Dr. Preeti Malani, University of Michigan chief health officer and an infectious disease specialist, said case prioritization shouldn’t “just come first, serve first.”
“There has to be something about the recording where you have to prioritize,” said Malani. “A group of kids playing basketball in the park without a mask is different from … a restaurant worker who says, ‘We have several cases of COVID here and no one has done anything about it and we’re being forced to work.'”
Public health officials are stretched thin – they do contact tracing, help get the vaccine up and running, and enforce health regulations. So Malani said, “There’s not much extra bandwidth,” and it’s difficult to investigate claims quickly when reports pile up.
Thompson said if the health department had “unlimited resources” it could staff a 24-hour call center with disease researchers.
“Then we could intercept every call and respond to every call within a day or two,” Thompson said. “But that’s not what we’re working with.”
“We were built by struggle”
Almost a year of working during a pandemic has been demoralizing for some workers. Bill Thompson, an employee of Independence Burger King, said he doesn’t feel safe at work.
“I don’t like cooking food for people anymore, and I really enjoyed it,” said Thompson.
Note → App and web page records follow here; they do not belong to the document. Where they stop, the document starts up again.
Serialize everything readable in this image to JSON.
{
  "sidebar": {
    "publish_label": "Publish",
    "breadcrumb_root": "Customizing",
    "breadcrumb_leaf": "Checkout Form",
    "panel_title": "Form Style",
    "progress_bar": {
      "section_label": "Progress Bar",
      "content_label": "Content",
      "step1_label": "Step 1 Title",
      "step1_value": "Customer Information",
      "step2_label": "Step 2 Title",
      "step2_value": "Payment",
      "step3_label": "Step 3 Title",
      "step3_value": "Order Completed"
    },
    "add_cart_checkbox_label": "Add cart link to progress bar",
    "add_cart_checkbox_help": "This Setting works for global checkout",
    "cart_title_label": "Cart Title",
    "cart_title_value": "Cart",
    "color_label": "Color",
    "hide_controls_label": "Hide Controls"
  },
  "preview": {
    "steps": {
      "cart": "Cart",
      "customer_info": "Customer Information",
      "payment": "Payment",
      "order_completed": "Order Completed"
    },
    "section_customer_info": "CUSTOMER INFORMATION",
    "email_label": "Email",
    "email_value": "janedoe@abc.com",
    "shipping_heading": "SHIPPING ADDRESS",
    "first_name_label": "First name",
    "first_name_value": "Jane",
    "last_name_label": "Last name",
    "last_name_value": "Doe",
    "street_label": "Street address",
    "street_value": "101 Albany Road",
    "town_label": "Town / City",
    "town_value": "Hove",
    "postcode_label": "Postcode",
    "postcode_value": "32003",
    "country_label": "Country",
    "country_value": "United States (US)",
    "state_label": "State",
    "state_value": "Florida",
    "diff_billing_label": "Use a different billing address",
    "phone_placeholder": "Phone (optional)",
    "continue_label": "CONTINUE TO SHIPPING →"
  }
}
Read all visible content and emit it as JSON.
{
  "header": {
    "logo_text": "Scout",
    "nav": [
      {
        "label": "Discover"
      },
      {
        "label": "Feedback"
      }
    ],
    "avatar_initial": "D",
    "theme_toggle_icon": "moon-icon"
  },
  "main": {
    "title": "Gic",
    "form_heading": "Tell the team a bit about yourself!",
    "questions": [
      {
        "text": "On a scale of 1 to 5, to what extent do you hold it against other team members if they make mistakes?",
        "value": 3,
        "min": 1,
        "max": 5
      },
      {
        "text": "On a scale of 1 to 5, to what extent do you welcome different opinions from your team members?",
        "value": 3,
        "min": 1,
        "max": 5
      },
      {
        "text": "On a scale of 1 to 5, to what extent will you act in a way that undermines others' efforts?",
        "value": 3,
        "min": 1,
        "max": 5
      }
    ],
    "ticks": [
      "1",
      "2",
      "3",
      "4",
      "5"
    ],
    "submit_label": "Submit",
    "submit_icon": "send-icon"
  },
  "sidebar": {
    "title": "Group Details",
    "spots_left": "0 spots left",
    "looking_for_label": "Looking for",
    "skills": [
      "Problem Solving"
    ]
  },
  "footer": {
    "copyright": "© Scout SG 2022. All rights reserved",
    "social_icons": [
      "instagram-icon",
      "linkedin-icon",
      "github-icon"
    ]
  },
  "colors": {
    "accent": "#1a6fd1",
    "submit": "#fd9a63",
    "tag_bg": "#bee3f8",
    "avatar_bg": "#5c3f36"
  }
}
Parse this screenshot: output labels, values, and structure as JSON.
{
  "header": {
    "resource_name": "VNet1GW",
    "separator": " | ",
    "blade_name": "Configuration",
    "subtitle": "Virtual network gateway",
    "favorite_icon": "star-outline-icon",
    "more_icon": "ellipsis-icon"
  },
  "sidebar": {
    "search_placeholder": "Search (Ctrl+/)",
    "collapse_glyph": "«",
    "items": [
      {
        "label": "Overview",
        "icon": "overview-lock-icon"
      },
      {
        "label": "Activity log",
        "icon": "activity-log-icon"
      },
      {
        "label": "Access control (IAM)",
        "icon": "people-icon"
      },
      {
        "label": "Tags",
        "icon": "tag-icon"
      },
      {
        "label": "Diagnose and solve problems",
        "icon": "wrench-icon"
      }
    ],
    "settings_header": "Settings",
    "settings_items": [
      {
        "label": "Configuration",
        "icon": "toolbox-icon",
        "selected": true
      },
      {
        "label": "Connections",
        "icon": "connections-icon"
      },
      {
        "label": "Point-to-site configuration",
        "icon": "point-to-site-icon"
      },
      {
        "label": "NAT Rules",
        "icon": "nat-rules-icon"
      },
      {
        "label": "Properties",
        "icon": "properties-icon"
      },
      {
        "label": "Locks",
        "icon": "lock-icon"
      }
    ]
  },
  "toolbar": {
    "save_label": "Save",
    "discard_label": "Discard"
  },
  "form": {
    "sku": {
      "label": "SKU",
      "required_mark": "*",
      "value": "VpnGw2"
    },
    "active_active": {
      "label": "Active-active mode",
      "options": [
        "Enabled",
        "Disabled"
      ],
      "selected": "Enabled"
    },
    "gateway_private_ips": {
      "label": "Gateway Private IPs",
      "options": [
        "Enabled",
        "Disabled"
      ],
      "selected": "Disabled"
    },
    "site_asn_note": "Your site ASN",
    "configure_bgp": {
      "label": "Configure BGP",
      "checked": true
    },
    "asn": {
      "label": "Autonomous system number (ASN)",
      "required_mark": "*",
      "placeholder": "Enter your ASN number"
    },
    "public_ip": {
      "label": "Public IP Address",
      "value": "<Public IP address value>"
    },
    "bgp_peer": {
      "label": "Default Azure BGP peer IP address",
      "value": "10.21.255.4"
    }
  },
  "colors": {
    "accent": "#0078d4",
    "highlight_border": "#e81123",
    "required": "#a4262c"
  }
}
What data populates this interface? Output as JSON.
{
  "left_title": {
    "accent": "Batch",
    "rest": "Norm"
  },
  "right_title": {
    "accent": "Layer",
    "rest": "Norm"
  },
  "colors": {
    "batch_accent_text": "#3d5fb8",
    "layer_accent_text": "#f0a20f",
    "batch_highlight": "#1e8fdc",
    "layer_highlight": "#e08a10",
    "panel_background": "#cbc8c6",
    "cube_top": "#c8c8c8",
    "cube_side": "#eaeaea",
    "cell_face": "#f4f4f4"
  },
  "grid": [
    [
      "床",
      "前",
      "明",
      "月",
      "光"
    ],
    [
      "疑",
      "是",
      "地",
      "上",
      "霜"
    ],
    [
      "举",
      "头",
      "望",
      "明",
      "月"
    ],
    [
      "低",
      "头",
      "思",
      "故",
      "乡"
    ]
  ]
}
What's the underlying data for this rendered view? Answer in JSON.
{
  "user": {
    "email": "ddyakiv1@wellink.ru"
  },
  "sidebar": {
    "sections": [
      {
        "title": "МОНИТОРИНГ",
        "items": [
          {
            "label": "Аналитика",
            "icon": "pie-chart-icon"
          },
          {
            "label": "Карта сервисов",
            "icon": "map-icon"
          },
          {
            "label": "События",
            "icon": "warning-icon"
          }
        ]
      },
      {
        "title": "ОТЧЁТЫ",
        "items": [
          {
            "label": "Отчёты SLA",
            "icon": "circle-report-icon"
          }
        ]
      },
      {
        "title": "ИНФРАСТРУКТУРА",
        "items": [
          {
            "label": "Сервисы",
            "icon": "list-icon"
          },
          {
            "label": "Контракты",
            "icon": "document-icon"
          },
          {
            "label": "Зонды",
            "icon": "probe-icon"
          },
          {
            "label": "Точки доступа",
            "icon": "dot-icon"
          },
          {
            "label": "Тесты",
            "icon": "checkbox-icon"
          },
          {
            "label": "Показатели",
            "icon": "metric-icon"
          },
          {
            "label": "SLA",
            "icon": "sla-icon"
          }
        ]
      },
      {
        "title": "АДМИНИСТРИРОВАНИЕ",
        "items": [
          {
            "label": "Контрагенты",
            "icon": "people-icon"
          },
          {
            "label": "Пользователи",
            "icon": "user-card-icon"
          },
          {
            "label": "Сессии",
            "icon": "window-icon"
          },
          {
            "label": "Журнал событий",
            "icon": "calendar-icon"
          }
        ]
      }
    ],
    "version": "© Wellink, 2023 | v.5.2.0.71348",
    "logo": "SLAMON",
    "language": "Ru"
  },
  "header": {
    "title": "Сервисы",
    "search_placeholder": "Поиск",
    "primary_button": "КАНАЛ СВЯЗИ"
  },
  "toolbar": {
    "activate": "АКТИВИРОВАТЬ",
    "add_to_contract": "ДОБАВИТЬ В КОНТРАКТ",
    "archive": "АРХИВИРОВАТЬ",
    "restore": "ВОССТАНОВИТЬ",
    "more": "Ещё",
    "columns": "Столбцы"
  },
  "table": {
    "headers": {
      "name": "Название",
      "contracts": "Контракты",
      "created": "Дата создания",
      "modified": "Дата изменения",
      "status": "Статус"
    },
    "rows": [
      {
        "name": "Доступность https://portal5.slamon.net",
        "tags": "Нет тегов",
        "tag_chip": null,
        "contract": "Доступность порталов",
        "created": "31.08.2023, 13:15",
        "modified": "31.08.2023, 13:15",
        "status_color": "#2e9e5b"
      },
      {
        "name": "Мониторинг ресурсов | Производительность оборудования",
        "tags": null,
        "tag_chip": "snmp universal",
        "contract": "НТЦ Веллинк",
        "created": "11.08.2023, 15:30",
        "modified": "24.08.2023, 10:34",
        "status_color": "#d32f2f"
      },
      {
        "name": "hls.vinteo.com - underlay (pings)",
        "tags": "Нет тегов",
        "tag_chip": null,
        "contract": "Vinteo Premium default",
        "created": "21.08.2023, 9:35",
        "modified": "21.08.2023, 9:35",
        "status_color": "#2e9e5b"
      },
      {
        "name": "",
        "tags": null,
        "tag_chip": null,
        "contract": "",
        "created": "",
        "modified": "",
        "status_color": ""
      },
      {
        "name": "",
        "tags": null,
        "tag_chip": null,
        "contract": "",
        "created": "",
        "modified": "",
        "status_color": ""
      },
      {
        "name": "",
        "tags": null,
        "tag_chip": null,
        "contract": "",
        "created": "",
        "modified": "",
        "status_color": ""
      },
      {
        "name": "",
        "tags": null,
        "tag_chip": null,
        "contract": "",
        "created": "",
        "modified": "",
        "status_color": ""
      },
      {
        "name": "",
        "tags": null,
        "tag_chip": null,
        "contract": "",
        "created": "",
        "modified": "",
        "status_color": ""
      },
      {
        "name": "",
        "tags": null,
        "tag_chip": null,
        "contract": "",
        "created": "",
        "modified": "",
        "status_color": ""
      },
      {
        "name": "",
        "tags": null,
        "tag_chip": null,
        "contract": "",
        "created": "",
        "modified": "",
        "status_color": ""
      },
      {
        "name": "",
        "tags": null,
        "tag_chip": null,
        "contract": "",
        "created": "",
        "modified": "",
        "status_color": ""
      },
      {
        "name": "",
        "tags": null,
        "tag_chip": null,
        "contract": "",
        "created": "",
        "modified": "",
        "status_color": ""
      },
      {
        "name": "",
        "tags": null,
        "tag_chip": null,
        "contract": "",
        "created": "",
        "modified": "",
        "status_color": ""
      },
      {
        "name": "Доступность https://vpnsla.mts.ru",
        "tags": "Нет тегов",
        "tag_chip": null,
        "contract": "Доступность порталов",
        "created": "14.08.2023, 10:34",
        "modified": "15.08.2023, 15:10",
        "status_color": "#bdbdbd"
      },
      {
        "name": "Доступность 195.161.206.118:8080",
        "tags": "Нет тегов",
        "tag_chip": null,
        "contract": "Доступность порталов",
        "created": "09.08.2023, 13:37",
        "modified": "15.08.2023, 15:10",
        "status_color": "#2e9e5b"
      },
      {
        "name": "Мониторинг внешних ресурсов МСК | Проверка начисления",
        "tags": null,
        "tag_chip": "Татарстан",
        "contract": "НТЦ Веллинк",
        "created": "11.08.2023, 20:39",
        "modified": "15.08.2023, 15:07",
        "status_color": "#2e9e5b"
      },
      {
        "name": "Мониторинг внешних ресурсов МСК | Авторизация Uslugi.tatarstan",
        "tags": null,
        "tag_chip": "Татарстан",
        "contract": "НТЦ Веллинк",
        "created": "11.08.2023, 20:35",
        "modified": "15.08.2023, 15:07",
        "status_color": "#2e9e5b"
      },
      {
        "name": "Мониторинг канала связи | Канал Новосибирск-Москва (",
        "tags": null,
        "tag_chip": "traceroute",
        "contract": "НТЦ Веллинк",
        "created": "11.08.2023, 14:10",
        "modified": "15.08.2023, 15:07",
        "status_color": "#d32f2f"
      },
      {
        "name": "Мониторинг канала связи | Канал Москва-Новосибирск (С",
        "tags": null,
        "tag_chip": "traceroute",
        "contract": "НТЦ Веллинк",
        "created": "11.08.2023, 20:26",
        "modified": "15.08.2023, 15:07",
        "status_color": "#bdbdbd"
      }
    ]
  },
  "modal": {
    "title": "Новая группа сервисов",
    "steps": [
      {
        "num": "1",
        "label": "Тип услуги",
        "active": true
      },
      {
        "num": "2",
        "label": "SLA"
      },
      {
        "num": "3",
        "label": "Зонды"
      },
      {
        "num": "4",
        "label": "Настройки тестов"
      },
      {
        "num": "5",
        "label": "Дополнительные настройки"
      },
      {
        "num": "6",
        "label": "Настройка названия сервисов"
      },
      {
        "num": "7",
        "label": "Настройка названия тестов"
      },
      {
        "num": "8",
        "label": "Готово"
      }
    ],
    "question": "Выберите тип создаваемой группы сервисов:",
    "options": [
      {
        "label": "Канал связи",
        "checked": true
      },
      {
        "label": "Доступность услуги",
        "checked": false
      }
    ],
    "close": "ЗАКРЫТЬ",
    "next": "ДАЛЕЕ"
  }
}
There were times when the store’s thermometer did not work to check employee temperatures and the restaurant ran out of paper towels for several days and workers used toilet paper or their clothes to dry their hands, according to Thompson.
A Burger King spokeswoman said the company was “working with our franchisee to investigate and ensure our safety standards are being met.”
“While we have overcome the COVID-19 pandemic, we have committed ourselves to the highest operational and food safety standards and continue to follow these strict safety and hygienic restaurant procedures in all Burger King restaurants,” the spokeswoman said in an email.
Terrence Wise, the McDonald’s employee, never called 311 to report his concern. While he lives in Kansas City, he works in Independence so his business is not regulated by the Kansas City Health Department. But he said most workers he knows don’t know there is a way to contact the health department about concerns.
Even if Wise were to work in Kansas City, he wouldn’t think about calling the helpline because the problems he and many other fast food workers face cannot be resolved by calling.
“We were built through struggle. You know, we’ve had some of the toughest times before, ”said Wise.